A slot is a narrow aperture or groove that allows for an object, such as a coin, to be inserted. A slot may also be a portion of a piece of metal that extends from the surface of an object to form an attachment point. The term is also commonly used to refer to a specific part of a machine or an electronic device that can be activated using a button or lever. Many modern slot machines also use a touchscreen for user interaction.
There are a number of myths about how to win on slot machines. However, the truth is that it is impossible to predict which symbols will appear on a reel. This is because microprocessors in today’s machines allow manufacturers to weight specific symbols so that they appear more frequently on the payline than they would in a random sequence of stops.
Many modern slot games have a theme that is aligned with a film, television series or other popular entertainment. This is often reflected in the symbols and bonus features of the game. Branded slots are especially popular, as they can help players feel like they are part of a story they know and love.
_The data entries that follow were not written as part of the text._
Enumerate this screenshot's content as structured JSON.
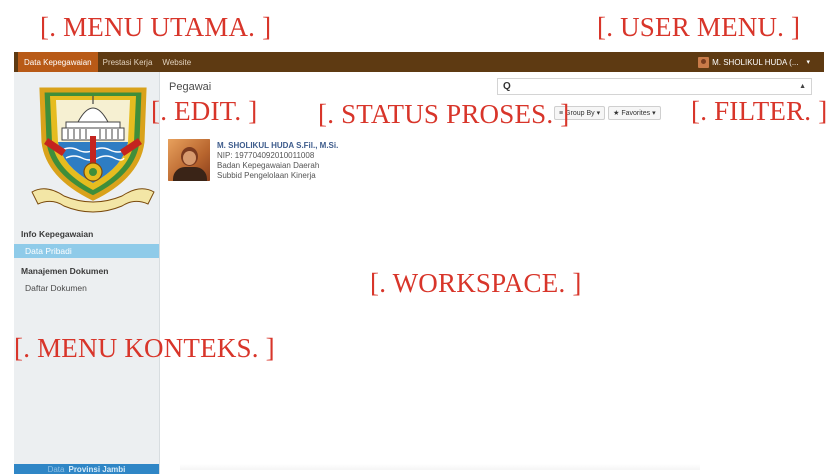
{
  "annotations": {
    "menu_utama": "[. MENU UTAMA. ]",
    "user_menu": "[. USER MENU. ]",
    "edit": "[. EDIT. ]",
    "status_proses": "[. STATUS PROSES. ]",
    "filter": "[. FILTER. ]",
    "workspace": "[. WORKSPACE. ]",
    "menu_konteks": "[. MENU KONTEKS. ]"
  },
  "topbar": {
    "items": [
      "Data Kepegawaian",
      "Prestasi Kerja",
      "Website"
    ],
    "active_index": 0,
    "user_name": "M. SHOLIKUL HUDA (...",
    "caret": "▾"
  },
  "sidebar": {
    "logo_motto": "SEPUCUK JAMBI SEMBILAN LURAH",
    "sections": [
      {
        "title": "Info Kepegawaian",
        "items": [
          {
            "label": "Data Pribadi",
            "active": true
          }
        ]
      },
      {
        "title": "Manajemen Dokumen",
        "items": [
          {
            "label": "Daftar Dokumen",
            "active": false
          }
        ]
      }
    ],
    "footer_dim": "Data",
    "footer": "Provinsi Jambi"
  },
  "main": {
    "title": "Pegawai",
    "search": {
      "icon": "Q",
      "value": "",
      "placeholder": ""
    },
    "filters": [
      {
        "icon": "≡",
        "label": "Group By"
      },
      {
        "icon": "★",
        "label": "Favorites"
      }
    ],
    "employee": {
      "name": "M. SHOLIKUL HUDA S.Fil., M.Si.",
      "nip": "NIP: 197704092010011008",
      "org": "Badan Kepegawaian Daerah",
      "unit": "Subbid Pengelolaan Kinerja"
    }
  },
  "colors": {
    "topbar": "#5e3a12",
    "active_menu": "#b85a17",
    "sidebar_active": "#8fcbe9",
    "annotation": "#d8352a"
  }
}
Some people have attempted to cheat slot machines by inserting a fake coin into the slot. This was a common practice before the invention of modern secure coin acceptance devices. A player could typically detect the tampering by a light on the machine that flashed to indicate change was needed, hand pay was requested or there was a problem with the machine.